Education that takes place in a setting functionally identical to that where the learning will be applied.
The ability, usually learned, to perform tasks and actions and solve problems.
An approach to education focusing on the needs of the students, rather than those of others involved in the educational process, such as teachers and administrators. This approach has many implications for the design of curriculum, course content, and interactivity of courses.
An integration of two or more pre-existing elements which results in a new creation.
A person whose function is to impart knowledge, know-how or skills to learners in an education or training institution or setting.
The educational level following the completion of a school providing a secondary education such as a high school, secondary school, or gymnasium. Tertiary education is commonly higher education which prepares students for a quaternary education. Colleges and universities are examples of institutions that provide tertiary education. The term Tertiary education can also be used to refer to vocational education and training.
Refers to the acquisition of knowledge, skills, attitudes as a result of the teaching of vocational or practical skills and knowledge and relates to specific useful skills. It forms the core of apprenticeships and provides the backbone of content at technical oriented educational institutions.
Anyone who fullfils one or more activities linked to the (theoretical or practical) training function, either in an institution for education or training, or at the workplace.
Any activity offering a learner guidance, counselling or supervision by an experienced and competent professional. The tutor supports the learner throughout the learning process (at school, in training centres or on the job).
A psychological process related to an abstract or physical object, such as, person, situation and message whereby one is able to think about it and use concepts to deal adequately with that object.
Short-term targeted training typically provided following initial education or training, and aimed at supplementing, improving or updating knowledge, skills and/or competences acquired during previous training.
Virtual learning environment (VLE)
A software system designed to facilitate teachers in the management of educational courses for their students, especially by helping teachers and learners with course administration.
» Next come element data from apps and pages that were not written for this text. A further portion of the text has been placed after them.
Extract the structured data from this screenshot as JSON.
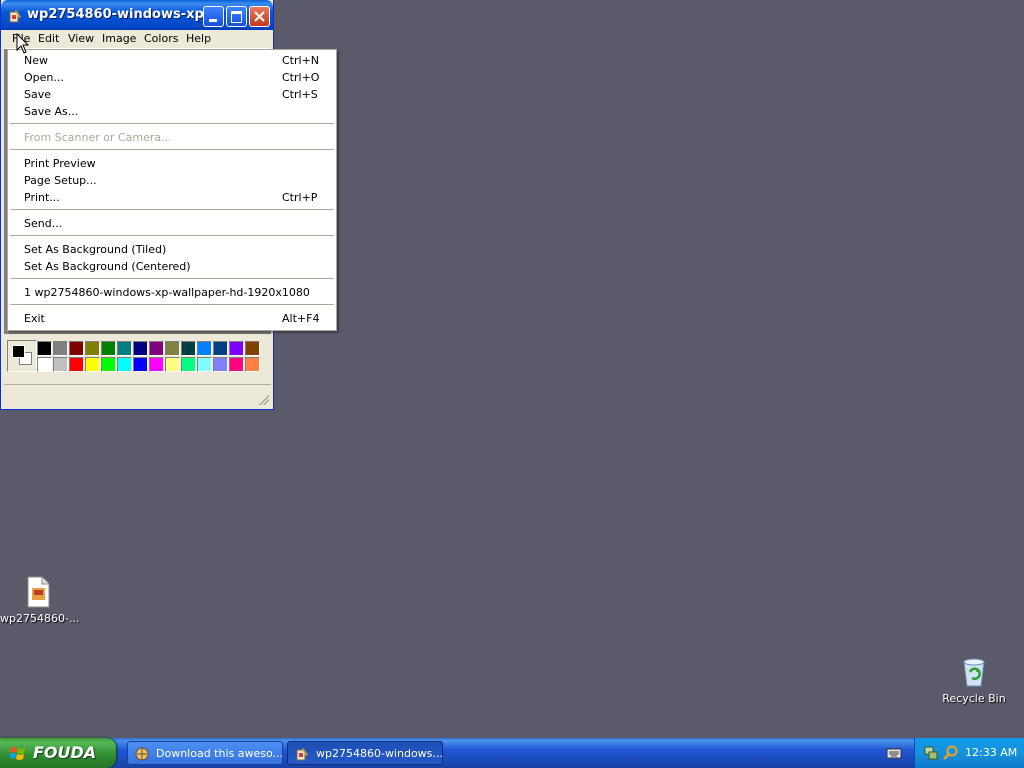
{
  "window": {
    "title": "wp2754860-windows-xp-...",
    "menubar": [
      "File",
      "Edit",
      "View",
      "Image",
      "Colors",
      "Help"
    ]
  },
  "file_menu": {
    "items": [
      {
        "label": "New",
        "shortcut": "Ctrl+N"
      },
      {
        "label": "Open...",
        "shortcut": "Ctrl+O"
      },
      {
        "label": "Save",
        "shortcut": "Ctrl+S"
      },
      {
        "label": "Save As...",
        "shortcut": ""
      },
      {
        "label": "From Scanner or Camera...",
        "shortcut": "",
        "disabled": true
      },
      {
        "label": "Print Preview",
        "shortcut": ""
      },
      {
        "label": "Page Setup...",
        "shortcut": ""
      },
      {
        "label": "Print...",
        "shortcut": "Ctrl+P"
      },
      {
        "label": "Send...",
        "shortcut": ""
      },
      {
        "label": "Set As Background (Tiled)",
        "shortcut": ""
      },
      {
        "label": "Set As Background (Centered)",
        "shortcut": ""
      },
      {
        "label": "1 wp2754860-windows-xp-wallpaper-hd-1920x1080",
        "shortcut": ""
      },
      {
        "label": "Exit",
        "shortcut": "Alt+F4"
      }
    ]
  },
  "palette": {
    "row1": [
      "#000000",
      "#808080",
      "#800000",
      "#808000",
      "#008000",
      "#008080",
      "#000080",
      "#800080",
      "#808040",
      "#004040",
      "#0080ff",
      "#004080",
      "#8000ff",
      "#804000"
    ],
    "row2": [
      "#ffffff",
      "#c0c0c0",
      "#ff0000",
      "#ffff00",
      "#00ff00",
      "#00ffff",
      "#0000ff",
      "#ff00ff",
      "#ffff80",
      "#00ff80",
      "#80ffff",
      "#8080ff",
      "#ff0080",
      "#ff8040"
    ]
  },
  "desktop": {
    "file_icon_label": "wp2754860-...",
    "recycle_bin_label": "Recycle Bin"
  },
  "taskbar": {
    "start_label": "FOUDA",
    "buttons": [
      {
        "label": "Download this aweso...",
        "active": false
      },
      {
        "label": "wp2754860-windows...",
        "active": true
      }
    ],
    "clock": "12:33 AM"
  },
  "colors": {
    "desktop_bg": "#5a5a6b",
    "titlebar": "#0758d6",
    "taskbar": "#2157d7",
    "start": "#3c9a3c"
  }
}
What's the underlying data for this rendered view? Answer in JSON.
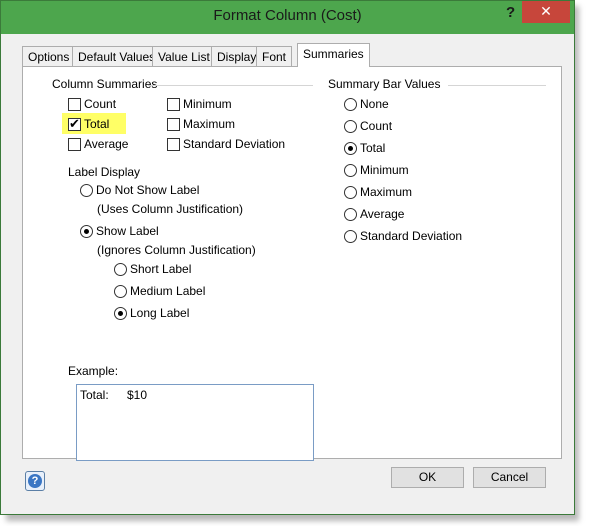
{
  "window": {
    "title": "Format Column (Cost)",
    "help_glyph": "?",
    "close_glyph": "✕"
  },
  "tabs": [
    {
      "label": "Options"
    },
    {
      "label": "Default Values"
    },
    {
      "label": "Value List"
    },
    {
      "label": "Display"
    },
    {
      "label": "Font"
    },
    {
      "label": "Summaries",
      "selected": true
    }
  ],
  "column_summaries": {
    "heading": "Column Summaries",
    "count": {
      "label": "Count",
      "checked": false
    },
    "total": {
      "label": "Total",
      "checked": true
    },
    "average": {
      "label": "Average",
      "checked": false
    },
    "minimum": {
      "label": "Minimum",
      "checked": false
    },
    "maximum": {
      "label": "Maximum",
      "checked": false
    },
    "std_dev": {
      "label": "Standard Deviation",
      "checked": false
    }
  },
  "label_display": {
    "heading": "Label Display",
    "do_not_show": {
      "label": "Do Not Show Label",
      "note": "(Uses Column Justification)",
      "selected": false
    },
    "show": {
      "label": "Show Label",
      "note": "(Ignores Column Justification)",
      "selected": true
    },
    "short": {
      "label": "Short Label",
      "selected": false
    },
    "medium": {
      "label": "Medium Label",
      "selected": false
    },
    "long": {
      "label": "Long Label",
      "selected": true
    }
  },
  "example": {
    "heading": "Example:",
    "label": "Total:",
    "value": "$10"
  },
  "summary_bar": {
    "heading": "Summary Bar Values",
    "options": [
      {
        "label": "None",
        "selected": false
      },
      {
        "label": "Count",
        "selected": false
      },
      {
        "label": "Total",
        "selected": true
      },
      {
        "label": "Minimum",
        "selected": false
      },
      {
        "label": "Maximum",
        "selected": false
      },
      {
        "label": "Average",
        "selected": false
      },
      {
        "label": "Standard Deviation",
        "selected": false
      }
    ]
  },
  "buttons": {
    "ok": "OK",
    "cancel": "Cancel",
    "help": "?"
  },
  "colors": {
    "titlebar": "#4da64d",
    "close": "#c7463b",
    "highlight": "#ffff66"
  }
}
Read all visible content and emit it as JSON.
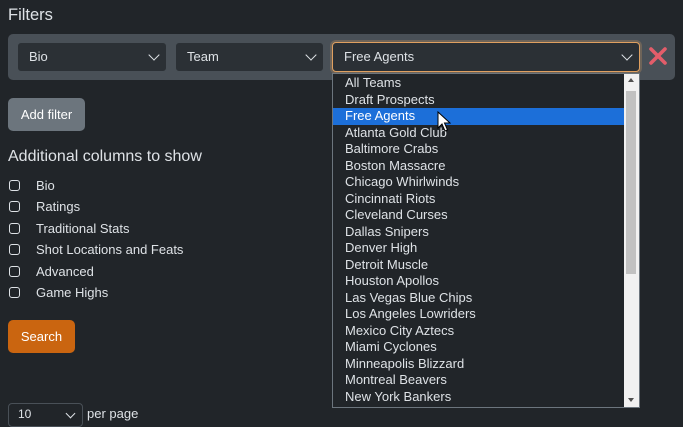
{
  "heading": "Filters",
  "filters": {
    "category_select": "Bio",
    "field_select": "Team",
    "value_select": "Free Agents"
  },
  "add_filter_label": "Add filter",
  "columns": {
    "heading": "Additional columns to show",
    "items": [
      "Bio",
      "Ratings",
      "Traditional Stats",
      "Shot Locations and Feats",
      "Advanced",
      "Game Highs"
    ]
  },
  "search_label": "Search",
  "pagination": {
    "per_page_value": "10",
    "per_page_label": "per page"
  },
  "dropdown": {
    "selected_index": 2,
    "options": [
      "All Teams",
      "Draft Prospects",
      "Free Agents",
      "Atlanta Gold Club",
      "Baltimore Crabs",
      "Boston Massacre",
      "Chicago Whirlwinds",
      "Cincinnati Riots",
      "Cleveland Curses",
      "Dallas Snipers",
      "Denver High",
      "Detroit Muscle",
      "Houston Apollos",
      "Las Vegas Blue Chips",
      "Los Angeles Lowriders",
      "Mexico City Aztecs",
      "Miami Cyclones",
      "Minneapolis Blizzard",
      "Montreal Beavers",
      "New York Bankers"
    ]
  },
  "colors": {
    "background": "#212529",
    "accent": "#ca6510",
    "selection": "#1c6fd9",
    "remove": "#e35d6a"
  },
  "icons": {
    "remove": "close-x-icon",
    "cursor": "mouse-pointer-icon"
  }
}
The system can often track the learners' progress, which can be monitored by both teachers and learners.
Vocational education and training (VET)
Education and training which aims to equip people with knowledge, know-how, skills and/or competences required in particular occupations or more broadly on the labour market.